My Lorde.

IF the olde Castilian proverbe doe affirme, That by a nayle is lost a shooe: and by a shooe, a horse: and by a horse a Cauallero: and by a Cauallero a Cornet: and by a Cornet an Hoste: & by an Hoste a Battaile: and by the Battaile a Kingdome: and not onely the succession of Kinges therein, but many times religion: a losse in∣estimable: you may wel iudge, howe much more speedlie, manie other incōueniences may bring like losses, which by carelesnesse, and small heede taking, may succeede in warre, if that, which to looke too is of so small moment, may come to bee cause thereof.
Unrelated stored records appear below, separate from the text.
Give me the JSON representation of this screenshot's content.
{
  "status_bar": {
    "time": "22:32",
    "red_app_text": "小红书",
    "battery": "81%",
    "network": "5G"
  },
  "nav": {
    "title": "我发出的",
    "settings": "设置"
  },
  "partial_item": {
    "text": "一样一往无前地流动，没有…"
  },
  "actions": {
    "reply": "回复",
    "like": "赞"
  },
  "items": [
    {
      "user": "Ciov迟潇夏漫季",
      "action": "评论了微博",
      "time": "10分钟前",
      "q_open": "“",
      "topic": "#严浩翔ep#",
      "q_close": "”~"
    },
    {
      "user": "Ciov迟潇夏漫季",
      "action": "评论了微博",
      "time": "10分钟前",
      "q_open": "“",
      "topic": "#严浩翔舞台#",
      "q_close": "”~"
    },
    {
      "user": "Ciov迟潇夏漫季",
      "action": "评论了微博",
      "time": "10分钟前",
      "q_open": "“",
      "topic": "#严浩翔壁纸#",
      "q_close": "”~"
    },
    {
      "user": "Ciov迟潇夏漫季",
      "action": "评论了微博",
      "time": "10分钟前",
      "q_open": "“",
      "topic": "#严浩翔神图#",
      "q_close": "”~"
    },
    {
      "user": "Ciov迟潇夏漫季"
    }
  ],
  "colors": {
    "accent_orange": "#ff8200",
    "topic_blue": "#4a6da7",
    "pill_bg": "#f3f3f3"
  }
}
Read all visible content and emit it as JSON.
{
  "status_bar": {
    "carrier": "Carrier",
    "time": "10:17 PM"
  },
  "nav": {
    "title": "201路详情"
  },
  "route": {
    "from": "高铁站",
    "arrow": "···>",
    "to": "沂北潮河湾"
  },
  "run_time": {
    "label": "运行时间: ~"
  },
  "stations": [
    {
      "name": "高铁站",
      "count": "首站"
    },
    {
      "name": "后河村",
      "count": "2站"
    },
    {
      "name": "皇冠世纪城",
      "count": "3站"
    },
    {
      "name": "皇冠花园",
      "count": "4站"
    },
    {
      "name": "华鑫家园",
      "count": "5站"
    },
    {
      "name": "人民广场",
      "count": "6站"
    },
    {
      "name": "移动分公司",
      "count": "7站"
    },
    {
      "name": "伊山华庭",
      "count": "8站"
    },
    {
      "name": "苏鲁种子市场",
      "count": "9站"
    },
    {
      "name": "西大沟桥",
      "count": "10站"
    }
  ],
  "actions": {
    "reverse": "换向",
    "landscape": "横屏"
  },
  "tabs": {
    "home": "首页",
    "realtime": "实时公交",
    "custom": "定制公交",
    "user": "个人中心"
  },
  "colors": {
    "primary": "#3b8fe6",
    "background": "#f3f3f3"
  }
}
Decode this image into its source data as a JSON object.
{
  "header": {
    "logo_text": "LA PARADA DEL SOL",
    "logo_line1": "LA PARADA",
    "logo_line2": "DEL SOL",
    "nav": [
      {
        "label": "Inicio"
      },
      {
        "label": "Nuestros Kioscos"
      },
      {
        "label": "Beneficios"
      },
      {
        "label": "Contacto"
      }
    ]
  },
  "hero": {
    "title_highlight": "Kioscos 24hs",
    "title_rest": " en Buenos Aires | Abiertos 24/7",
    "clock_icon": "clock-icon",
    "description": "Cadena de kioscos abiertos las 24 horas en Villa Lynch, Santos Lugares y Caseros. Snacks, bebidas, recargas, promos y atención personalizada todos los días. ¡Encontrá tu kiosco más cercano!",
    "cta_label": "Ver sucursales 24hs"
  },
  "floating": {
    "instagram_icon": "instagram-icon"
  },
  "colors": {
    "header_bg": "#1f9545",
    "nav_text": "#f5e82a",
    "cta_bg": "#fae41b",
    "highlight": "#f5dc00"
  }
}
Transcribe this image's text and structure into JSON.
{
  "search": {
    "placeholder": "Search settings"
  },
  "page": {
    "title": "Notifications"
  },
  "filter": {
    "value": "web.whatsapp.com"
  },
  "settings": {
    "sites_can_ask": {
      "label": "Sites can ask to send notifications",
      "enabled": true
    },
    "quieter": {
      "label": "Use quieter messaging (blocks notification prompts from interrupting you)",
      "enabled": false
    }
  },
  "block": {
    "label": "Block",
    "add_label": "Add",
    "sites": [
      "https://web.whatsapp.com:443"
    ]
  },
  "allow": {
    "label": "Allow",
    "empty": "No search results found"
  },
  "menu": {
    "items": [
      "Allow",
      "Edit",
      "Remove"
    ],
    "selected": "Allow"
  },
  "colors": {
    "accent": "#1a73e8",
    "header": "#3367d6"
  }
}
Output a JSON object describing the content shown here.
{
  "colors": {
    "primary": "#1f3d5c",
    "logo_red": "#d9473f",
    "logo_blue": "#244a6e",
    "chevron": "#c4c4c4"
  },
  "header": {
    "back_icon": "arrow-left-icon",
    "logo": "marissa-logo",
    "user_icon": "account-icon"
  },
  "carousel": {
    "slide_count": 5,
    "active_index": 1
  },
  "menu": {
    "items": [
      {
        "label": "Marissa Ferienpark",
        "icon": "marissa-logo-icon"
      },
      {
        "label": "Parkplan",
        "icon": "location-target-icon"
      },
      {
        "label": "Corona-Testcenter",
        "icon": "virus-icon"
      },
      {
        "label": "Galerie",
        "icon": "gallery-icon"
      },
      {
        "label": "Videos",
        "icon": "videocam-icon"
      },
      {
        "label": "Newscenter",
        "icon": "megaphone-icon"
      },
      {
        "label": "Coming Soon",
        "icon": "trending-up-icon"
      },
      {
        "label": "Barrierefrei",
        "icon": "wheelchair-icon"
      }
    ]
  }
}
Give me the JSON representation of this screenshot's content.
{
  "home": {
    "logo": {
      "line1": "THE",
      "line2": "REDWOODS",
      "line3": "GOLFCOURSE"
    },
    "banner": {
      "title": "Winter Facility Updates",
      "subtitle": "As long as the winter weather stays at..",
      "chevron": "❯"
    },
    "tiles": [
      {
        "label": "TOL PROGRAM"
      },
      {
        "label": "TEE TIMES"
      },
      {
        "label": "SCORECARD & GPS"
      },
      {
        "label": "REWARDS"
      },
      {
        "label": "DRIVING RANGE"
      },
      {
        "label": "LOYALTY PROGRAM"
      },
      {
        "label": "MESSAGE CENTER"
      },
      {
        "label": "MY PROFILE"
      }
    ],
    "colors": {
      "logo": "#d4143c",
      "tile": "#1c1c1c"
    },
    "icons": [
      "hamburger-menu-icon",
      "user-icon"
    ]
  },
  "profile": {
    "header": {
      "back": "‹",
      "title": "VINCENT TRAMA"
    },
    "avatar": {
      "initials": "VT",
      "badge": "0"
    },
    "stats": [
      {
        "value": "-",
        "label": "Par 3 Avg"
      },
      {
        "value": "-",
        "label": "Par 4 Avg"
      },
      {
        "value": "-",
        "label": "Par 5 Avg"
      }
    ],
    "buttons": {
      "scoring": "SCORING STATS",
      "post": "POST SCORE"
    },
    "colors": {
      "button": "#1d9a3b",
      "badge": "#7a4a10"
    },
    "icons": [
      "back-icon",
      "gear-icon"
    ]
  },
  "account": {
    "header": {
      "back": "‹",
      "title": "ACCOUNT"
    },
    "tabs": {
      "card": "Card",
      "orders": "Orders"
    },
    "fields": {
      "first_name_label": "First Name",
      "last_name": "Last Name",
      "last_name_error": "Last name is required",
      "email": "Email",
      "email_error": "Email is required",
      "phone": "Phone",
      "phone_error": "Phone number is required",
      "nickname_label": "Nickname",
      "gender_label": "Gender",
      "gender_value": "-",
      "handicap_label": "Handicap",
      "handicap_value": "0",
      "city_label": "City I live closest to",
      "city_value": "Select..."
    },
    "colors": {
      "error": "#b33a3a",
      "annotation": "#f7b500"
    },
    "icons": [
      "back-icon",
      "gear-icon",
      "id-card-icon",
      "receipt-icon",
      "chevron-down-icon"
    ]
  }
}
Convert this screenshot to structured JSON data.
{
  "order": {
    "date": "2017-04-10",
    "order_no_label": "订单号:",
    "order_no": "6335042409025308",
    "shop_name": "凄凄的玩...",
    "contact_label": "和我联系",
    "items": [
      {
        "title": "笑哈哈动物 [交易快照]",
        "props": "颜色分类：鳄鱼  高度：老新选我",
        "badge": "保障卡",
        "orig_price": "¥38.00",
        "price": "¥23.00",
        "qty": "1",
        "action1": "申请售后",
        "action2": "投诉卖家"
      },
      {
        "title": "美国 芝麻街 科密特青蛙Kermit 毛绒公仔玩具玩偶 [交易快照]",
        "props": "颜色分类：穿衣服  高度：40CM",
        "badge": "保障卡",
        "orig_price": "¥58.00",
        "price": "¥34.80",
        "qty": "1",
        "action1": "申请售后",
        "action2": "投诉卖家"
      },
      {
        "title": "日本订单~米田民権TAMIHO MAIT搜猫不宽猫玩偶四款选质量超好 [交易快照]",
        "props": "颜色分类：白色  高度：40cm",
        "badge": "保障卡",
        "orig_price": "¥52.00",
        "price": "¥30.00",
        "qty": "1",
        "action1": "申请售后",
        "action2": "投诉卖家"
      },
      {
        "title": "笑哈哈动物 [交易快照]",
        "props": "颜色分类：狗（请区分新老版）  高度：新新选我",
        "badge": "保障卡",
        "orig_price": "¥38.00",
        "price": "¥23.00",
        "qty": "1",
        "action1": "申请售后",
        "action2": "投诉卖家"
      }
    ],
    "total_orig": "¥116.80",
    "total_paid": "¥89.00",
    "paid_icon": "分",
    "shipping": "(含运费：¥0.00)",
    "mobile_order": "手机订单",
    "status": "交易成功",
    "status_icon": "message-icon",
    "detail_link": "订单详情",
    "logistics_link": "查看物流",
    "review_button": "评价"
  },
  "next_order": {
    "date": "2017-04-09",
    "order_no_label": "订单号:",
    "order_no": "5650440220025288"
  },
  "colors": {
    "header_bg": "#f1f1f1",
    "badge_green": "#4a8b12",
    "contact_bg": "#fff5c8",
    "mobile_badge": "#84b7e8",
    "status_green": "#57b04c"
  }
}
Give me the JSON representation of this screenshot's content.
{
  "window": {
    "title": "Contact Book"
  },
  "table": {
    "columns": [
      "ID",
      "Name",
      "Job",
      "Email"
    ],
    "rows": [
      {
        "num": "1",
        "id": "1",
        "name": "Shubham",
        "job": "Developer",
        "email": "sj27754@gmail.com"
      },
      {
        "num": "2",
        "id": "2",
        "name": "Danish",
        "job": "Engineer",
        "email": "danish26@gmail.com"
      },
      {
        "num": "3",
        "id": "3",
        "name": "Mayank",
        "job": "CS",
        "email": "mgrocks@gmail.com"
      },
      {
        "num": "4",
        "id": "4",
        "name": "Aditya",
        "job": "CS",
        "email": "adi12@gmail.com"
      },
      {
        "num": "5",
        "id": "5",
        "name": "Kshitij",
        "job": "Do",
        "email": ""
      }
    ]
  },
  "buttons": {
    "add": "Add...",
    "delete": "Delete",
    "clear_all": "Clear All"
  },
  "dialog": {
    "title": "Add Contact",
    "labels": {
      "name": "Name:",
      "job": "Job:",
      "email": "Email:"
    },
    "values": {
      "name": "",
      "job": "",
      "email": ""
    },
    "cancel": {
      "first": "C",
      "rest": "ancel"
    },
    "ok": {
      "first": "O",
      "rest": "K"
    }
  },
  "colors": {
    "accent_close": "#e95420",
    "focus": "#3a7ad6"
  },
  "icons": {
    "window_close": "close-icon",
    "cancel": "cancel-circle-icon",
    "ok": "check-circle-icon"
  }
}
The consideration of which hath moued me to write vnto Your Highnes a briefe Theorique and practise of Warre, refreshing thereby the memorie with what I haue read and experimented in thirtie and so many yeares, which I haue folowed, seruing in that, and Embassages, the King our Soueraine, father to Y.H. since that my ouertymelie blindnesse hath kept me from being able to oc∣cupie any roome fit to serue Y.H. in, but only as a dumme Coun∣cellor, the office of bookes and paper, because they speake not but when they are sought, nor replie vpon ought they haue repor∣ted: which ought to binde Princes to spende some parte of their time in good letters: since besides tillinge of their wittes with them, and opening their eyes, to order things present by exam∣ple and warninge of the passed, (which maketh able to foresee thinges to come): Bookes and writings deliuer vnto Princes many truthes, which they that are liuing dare not presume to doe. And Page  [unnumbered] although many will holde it for a harde matter to make a Theori∣que of knowledge, which consisteth entierly in practise, as the exercise of warre, experience being the principall foundation ther∣of, Phisicke holdeth the same qualitie, by seeing in mens bodies, after the same manner as in warre, so diuers and vnlooked for euentes: A particular which causeth experimented Phisitians to bee of more estimation, then those that are onely Theoricall. This hath not bin any cause why the most learned in science should forget the Theorique which is in all, applying practise with it. Neither in the Mathematiques, and Geometrie, doth it leaue to bee of much profit, since that, except the reason and composition of lines and figures had bin first knowne, Architectistes could hardlie haue traced out edifices, for the building whereof this is not sufficient alone, except the maister workemen knowe what the nature of the deapth of the soyle is: by longe vse and experi∣ence the qualitie of the stuffe for the building: what sorte of stones endure longest the iniurie of the weather, and if it incorporate it selfe better with morter and plaster. In the game of Chesse the liuelie paterne of warre, which consisteth really in vse, those bookes leaue not to bee verie fruitefull, which are written of the Theorique thereof, aduantaging such as reade them, greatly in their playe. Likewise it may seeme to some, that I haue writtē many things, which such as are soldiors alreadie knowe, and some which are to bee founde in sundrie bookes. To satisfie the first, if reason of offending and defending had not been from the first creation of the worlde vntill nowe the verie same, the disposition of the people onely varying in the difference of weapons, engins, and in∣strumentes, which haue bin inuented for to obteyne, which soeuer of the two effectes, I mought be able to tell nouelties, the matter it self ministring me occasion: and God giuing to all men the pow∣ers of vnderstanding, memorie and will, wherewith to dispose the discourse & reasoning, no wonder is it, if for all this, sundrie wittes doe meete in one thought, when to doe it is grounding them selues Page  [unnumbered] on one selfe same cause. The which doth not hinder that some vnderstandinges may not surpasse more then others in finding the reasons and effectes of it, nor breede in mee any discontent, when myne shall goe after others, who haue passed before better then my selfe. To the second, although Bees doe not frame or make the flowers, yet the liquor that they drawe from them, doth not leaue to be profitable, & the coppwebbes abhorred, notwith∣standing they are wouen of their proper substance. Nowe, if Y.H. vouchsafe to looke vpō these my papers, rather like a bee, then a spider: I shall thinke the labor I haue spent in them, well besto∣wed, for the desire I haue to accomplish that duetie, wherein God hath placed me, making me your subiect: & to offer in reknowled∣ging of this, the litle might that is left me: In which Y.H. is more to respect the carrectes of the affection in presentinge it, then of the talent.

Our Lorde preserue your Highnes. From Madrid,the last of August. 1594.

Don BERNARDINO de Mendoza.